*EXERCISE DESCRIPTION*.
Copy out the listing beneath, missing nothing.
========================
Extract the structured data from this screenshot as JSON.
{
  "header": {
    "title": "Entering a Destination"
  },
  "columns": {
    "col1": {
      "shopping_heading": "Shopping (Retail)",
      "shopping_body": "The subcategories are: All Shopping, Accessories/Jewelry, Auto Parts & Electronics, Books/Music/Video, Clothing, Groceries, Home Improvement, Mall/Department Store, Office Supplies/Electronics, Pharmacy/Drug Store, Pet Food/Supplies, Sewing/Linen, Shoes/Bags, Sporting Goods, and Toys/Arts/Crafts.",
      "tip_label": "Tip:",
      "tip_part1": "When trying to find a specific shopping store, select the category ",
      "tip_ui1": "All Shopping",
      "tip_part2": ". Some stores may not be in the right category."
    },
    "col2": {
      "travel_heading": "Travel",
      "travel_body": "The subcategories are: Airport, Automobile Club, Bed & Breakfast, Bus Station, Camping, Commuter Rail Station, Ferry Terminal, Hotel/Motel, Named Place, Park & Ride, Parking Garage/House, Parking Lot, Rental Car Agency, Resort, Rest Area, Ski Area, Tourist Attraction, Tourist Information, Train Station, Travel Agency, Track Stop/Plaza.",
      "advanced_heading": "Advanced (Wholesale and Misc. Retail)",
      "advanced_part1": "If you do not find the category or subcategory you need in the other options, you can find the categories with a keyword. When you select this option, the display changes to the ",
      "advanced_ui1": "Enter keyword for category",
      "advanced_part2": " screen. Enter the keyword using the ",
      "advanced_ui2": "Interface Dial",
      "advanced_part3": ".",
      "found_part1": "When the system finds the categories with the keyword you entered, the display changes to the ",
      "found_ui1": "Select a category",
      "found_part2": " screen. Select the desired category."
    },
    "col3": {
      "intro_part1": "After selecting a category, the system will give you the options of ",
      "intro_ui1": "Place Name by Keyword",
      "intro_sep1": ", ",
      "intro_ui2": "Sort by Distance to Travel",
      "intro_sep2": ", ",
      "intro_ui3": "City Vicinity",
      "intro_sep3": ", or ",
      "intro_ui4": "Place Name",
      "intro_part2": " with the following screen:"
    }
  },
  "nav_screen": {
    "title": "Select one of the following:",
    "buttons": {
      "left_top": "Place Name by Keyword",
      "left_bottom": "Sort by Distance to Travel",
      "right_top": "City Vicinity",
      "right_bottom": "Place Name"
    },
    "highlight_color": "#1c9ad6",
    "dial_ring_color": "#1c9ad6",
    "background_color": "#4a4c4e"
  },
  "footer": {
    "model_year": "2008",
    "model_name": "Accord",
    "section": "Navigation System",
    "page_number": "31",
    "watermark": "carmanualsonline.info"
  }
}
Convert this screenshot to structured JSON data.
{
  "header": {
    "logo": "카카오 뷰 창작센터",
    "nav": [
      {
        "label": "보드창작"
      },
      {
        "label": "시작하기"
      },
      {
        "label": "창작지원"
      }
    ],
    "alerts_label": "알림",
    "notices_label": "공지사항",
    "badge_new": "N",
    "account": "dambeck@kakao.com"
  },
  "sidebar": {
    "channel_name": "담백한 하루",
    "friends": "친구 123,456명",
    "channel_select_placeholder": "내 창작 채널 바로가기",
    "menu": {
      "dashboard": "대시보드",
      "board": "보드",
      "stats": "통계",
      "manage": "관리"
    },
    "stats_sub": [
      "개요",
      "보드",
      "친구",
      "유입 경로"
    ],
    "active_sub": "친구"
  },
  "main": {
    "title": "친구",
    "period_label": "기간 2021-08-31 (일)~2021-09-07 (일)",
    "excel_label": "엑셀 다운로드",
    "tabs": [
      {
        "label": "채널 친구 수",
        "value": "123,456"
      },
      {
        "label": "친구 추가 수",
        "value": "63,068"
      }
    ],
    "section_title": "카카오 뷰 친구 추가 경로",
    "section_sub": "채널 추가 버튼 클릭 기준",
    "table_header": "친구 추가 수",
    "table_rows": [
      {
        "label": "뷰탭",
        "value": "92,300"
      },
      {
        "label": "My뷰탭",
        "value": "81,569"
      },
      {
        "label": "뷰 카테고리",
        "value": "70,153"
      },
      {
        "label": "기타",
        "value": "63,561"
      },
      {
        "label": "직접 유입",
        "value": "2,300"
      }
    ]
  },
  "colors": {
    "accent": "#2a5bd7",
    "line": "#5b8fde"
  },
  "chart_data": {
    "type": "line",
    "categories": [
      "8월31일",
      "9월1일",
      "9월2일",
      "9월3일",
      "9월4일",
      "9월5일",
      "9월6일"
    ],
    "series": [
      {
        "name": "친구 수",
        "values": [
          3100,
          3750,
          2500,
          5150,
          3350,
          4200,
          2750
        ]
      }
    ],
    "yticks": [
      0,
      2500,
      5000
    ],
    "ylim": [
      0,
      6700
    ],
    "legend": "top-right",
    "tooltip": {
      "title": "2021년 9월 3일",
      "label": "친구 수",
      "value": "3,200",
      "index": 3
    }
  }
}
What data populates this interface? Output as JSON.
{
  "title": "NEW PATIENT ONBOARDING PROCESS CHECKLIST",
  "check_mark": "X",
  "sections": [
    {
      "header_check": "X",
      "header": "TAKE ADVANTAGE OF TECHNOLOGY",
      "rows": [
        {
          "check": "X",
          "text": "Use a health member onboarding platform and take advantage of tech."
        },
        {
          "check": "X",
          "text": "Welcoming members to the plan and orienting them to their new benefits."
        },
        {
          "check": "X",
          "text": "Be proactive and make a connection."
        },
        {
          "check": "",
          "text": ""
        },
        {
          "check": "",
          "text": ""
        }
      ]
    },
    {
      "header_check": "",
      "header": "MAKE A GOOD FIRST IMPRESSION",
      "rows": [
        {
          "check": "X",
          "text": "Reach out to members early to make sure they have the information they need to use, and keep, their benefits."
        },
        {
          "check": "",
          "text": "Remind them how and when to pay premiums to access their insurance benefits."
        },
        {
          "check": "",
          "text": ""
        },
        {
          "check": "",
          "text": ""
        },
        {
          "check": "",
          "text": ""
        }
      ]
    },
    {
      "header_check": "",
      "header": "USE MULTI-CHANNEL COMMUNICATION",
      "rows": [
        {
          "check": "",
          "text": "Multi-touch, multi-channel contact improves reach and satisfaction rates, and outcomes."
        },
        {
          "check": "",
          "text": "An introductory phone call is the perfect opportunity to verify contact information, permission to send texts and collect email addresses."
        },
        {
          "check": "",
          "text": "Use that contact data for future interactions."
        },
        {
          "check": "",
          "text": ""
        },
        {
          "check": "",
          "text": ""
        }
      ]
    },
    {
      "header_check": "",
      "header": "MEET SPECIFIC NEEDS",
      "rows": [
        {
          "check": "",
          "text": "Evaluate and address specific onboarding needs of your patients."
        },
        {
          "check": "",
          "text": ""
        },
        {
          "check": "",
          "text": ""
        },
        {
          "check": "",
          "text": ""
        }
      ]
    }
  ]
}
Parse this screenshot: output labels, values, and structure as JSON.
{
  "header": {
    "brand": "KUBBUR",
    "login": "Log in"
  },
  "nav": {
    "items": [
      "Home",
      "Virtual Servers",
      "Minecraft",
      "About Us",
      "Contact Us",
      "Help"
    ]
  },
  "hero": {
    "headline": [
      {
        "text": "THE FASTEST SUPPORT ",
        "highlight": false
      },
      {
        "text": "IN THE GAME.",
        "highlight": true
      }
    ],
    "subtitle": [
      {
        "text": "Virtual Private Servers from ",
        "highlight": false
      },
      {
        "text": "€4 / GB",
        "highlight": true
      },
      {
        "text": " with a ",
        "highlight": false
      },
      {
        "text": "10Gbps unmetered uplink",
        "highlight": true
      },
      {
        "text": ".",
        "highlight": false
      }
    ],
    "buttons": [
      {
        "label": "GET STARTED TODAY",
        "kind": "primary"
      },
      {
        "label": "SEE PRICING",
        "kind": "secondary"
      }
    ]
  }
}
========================
*SOLUTION TO THIS EXERCISE*.
Extract the structured data from this screenshot as JSON.
{
  "header": {
    "title": "Entering a Destination"
  },
  "columns": {
    "col1": {
      "shopping_heading": "Shopping (Retail)",
      "shopping_body": "The subcategories are: All Shopping, Accessories/Jewelry, Auto Parts & Electronics, Books/Music/Video, Clothing, Groceries, Home Improvement, Mall/Department Store, Office Supplies/Electronics, Pharmacy/Drug Store, Pet Food/Supplies, Sewing/Linen, Shoes/Bags, Sporting Goods, and Toys/Arts/Crafts.",
      "tip_label": "Tip:",
      "tip_part1": "When trying to find a specific shopping store, select the category ",
      "tip_ui1": "All Shopping",
      "tip_part2": ". Some stores may not be in the right category."
    },
    "col2": {
      "travel_heading": "Travel",
      "travel_body": "The subcategories are: Airport, Automobile Club, Bed & Breakfast, Bus Station, Camping, Commuter Rail Station, Ferry Terminal, Hotel/Motel, Named Place, Park & Ride, Parking Garage/House, Parking Lot, Rental Car Agency, Resort, Rest Area, Ski Area, Tourist Attraction, Tourist Information, Train Station, Travel Agency, Track Stop/Plaza.",
      "advanced_heading": "Advanced (Wholesale and Misc. Retail)",
      "advanced_part1": "If you do not find the category or subcategory you need in the other options, you can find the categories with a keyword. When you select this option, the display changes to the ",
      "advanced_ui1": "Enter keyword for category",
      "advanced_part2": " screen. Enter the keyword using the ",
      "advanced_ui2": "Interface Dial",
      "advanced_part3": ".",
      "found_part1": "When the system finds the categories with the keyword you entered, the display changes to the ",
      "found_ui1": "Select a category",
      "found_part2": " screen. Select the desired category."
    },
    "col3": {
      "intro_part1": "After selecting a category, the system will give you the options of ",
      "intro_ui1": "Place Name by Keyword",
      "intro_sep1": ", ",
      "intro_ui2": "Sort by Distance to Travel",
      "intro_sep2": ", ",
      "intro_ui3": "City Vicinity",
      "intro_sep3": ", or ",
      "intro_ui4": "Place Name",
      "intro_part2": " with the following screen:"
    }
  },
  "nav_screen": {
    "title": "Select one of the following:",
    "buttons": {
      "left_top": "Place Name by Keyword",
      "left_bottom": "Sort by Distance to Travel",
      "right_top": "City Vicinity",
      "right_bottom": "Place Name"
    },
    "highlight_color": "#1c9ad6",
    "dial_ring_color": "#1c9ad6",
    "background_color": "#4a4c4e"
  },
  "footer": {
    "model_year": "2008",
    "model_name": "Accord",
    "section": "Navigation System",
    "page_number": "31",
    "watermark": "carmanualsonline.info"
  }
}
Convert this screenshot to structured JSON data.
{
  "header": {
    "logo": "카카오 뷰 창작센터",
    "nav": [
      {
        "label": "보드창작"
      },
      {
        "label": "시작하기"
      },
      {
        "label": "창작지원"
      }
    ],
    "alerts_label": "알림",
    "notices_label": "공지사항",
    "badge_new": "N",
    "account": "dambeck@kakao.com"
  },
  "sidebar": {
    "channel_name": "담백한 하루",
    "friends": "친구 123,456명",
    "channel_select_placeholder": "내 창작 채널 바로가기",
    "menu": {
      "dashboard": "대시보드",
      "board": "보드",
      "stats": "통계",
      "manage": "관리"
    },
    "stats_sub": [
      "개요",
      "보드",
      "친구",
      "유입 경로"
    ],
    "active_sub": "친구"
  },
  "main": {
    "title": "친구",
    "period_label": "기간 2021-08-31 (일)~2021-09-07 (일)",
    "excel_label": "엑셀 다운로드",
    "tabs": [
      {
        "label": "채널 친구 수",
        "value": "123,456"
      },
      {
        "label": "친구 추가 수",
        "value": "63,068"
      }
    ],
    "section_title": "카카오 뷰 친구 추가 경로",
    "section_sub": "채널 추가 버튼 클릭 기준",
    "table_header": "친구 추가 수",
    "table_rows": [
      {
        "label": "뷰탭",
        "value": "92,300"
      },
      {
        "label": "My뷰탭",
        "value": "81,569"
      },
      {
        "label": "뷰 카테고리",
        "value": "70,153"
      },
      {
        "label": "기타",
        "value": "63,561"
      },
      {
        "label": "직접 유입",
        "value": "2,300"
      }
    ]
  },
  "colors": {
    "accent": "#2a5bd7",
    "line": "#5b8fde"
  },
  "chart_data": {
    "type": "line",
    "categories": [
      "8월31일",
      "9월1일",
      "9월2일",
      "9월3일",
      "9월4일",
      "9월5일",
      "9월6일"
    ],
    "series": [
      {
        "name": "친구 수",
        "values": [
          3100,
          3750,
          2500,
          5150,
          3350,
          4200,
          2750
        ]
      }
    ],
    "yticks": [
      0,
      2500,
      5000
    ],
    "ylim": [
      0,
      6700
    ],
    "legend": "top-right",
    "tooltip": {
      "title": "2021년 9월 3일",
      "label": "친구 수",
      "value": "3,200",
      "index": 3
    }
  }
}
What data populates this interface? Output as JSON.
{
  "title": "NEW PATIENT ONBOARDING PROCESS CHECKLIST",
  "check_mark": "X",
  "sections": [
    {
      "header_check": "X",
      "header": "TAKE ADVANTAGE OF TECHNOLOGY",
      "rows": [
        {
          "check": "X",
          "text": "Use a health member onboarding platform and take advantage of tech."
        },
        {
          "check": "X",
          "text": "Welcoming members to the plan and orienting them to their new benefits."
        },
        {
          "check": "X",
          "text": "Be proactive and make a connection."
        },
        {
          "check": "",
          "text": ""
        },
        {
          "check": "",
          "text": ""
        }
      ]
    },
    {
      "header_check": "",
      "header": "MAKE A GOOD FIRST IMPRESSION",
      "rows": [
        {
          "check": "X",
          "text": "Reach out to members early to make sure they have the information they need to use, and keep, their benefits."
        },
        {
          "check": "",
          "text": "Remind them how and when to pay premiums to access their insurance benefits."
        },
        {
          "check": "",
          "text": ""
        },
        {
          "check": "",
          "text": ""
        },
        {
          "check": "",
          "text": ""
        }
      ]
    },
    {
      "header_check": "",
      "header": "USE MULTI-CHANNEL COMMUNICATION",
      "rows": [
        {
          "check": "",
          "text": "Multi-touch, multi-channel contact improves reach and satisfaction rates, and outcomes."
        },
        {
          "check": "",
          "text": "An introductory phone call is the perfect opportunity to verify contact information, permission to send texts and collect email addresses."
        },
        {
          "check": "",
          "text": "Use that contact data for future interactions."
        },
        {
          "check": "",
          "text": ""
        },
        {
          "check": "",
          "text": ""
        }
      ]
    },
    {
      "header_check": "",
      "header": "MEET SPECIFIC NEEDS",
      "rows": [
        {
          "check": "",
          "text": "Evaluate and address specific onboarding needs of your patients."
        },
        {
          "check": "",
          "text": ""
        },
        {
          "check": "",
          "text": ""
        },
        {
          "check": "",
          "text": ""
        }
      ]
    }
  ]
}
Parse this screenshot: output labels, values, and structure as JSON.
{
  "header": {
    "brand": "KUBBUR",
    "login": "Log in"
  },
  "nav": {
    "items": [
      "Home",
      "Virtual Servers",
      "Minecraft",
      "About Us",
      "Contact Us",
      "Help"
    ]
  },
  "hero": {
    "headline": [
      {
        "text": "THE FASTEST SUPPORT ",
        "highlight": false
      },
      {
        "text": "IN THE GAME.",
        "highlight": true
      }
    ],
    "subtitle": [
      {
        "text": "Virtual Private Servers from ",
        "highlight": false
      },
      {
        "text": "€4 / GB",
        "highlight": true
      },
      {
        "text": " with a ",
        "highlight": false
      },
      {
        "text": "10Gbps unmetered uplink",
        "highlight": true
      },
      {
        "text": ".",
        "highlight": false
      }
    ],
    "buttons": [
      {
        "label": "GET STARTED TODAY",
        "kind": "primary"
      },
      {
        "label": "SEE PRICING",
        "kind": "secondary"
      }
    ]
  }
}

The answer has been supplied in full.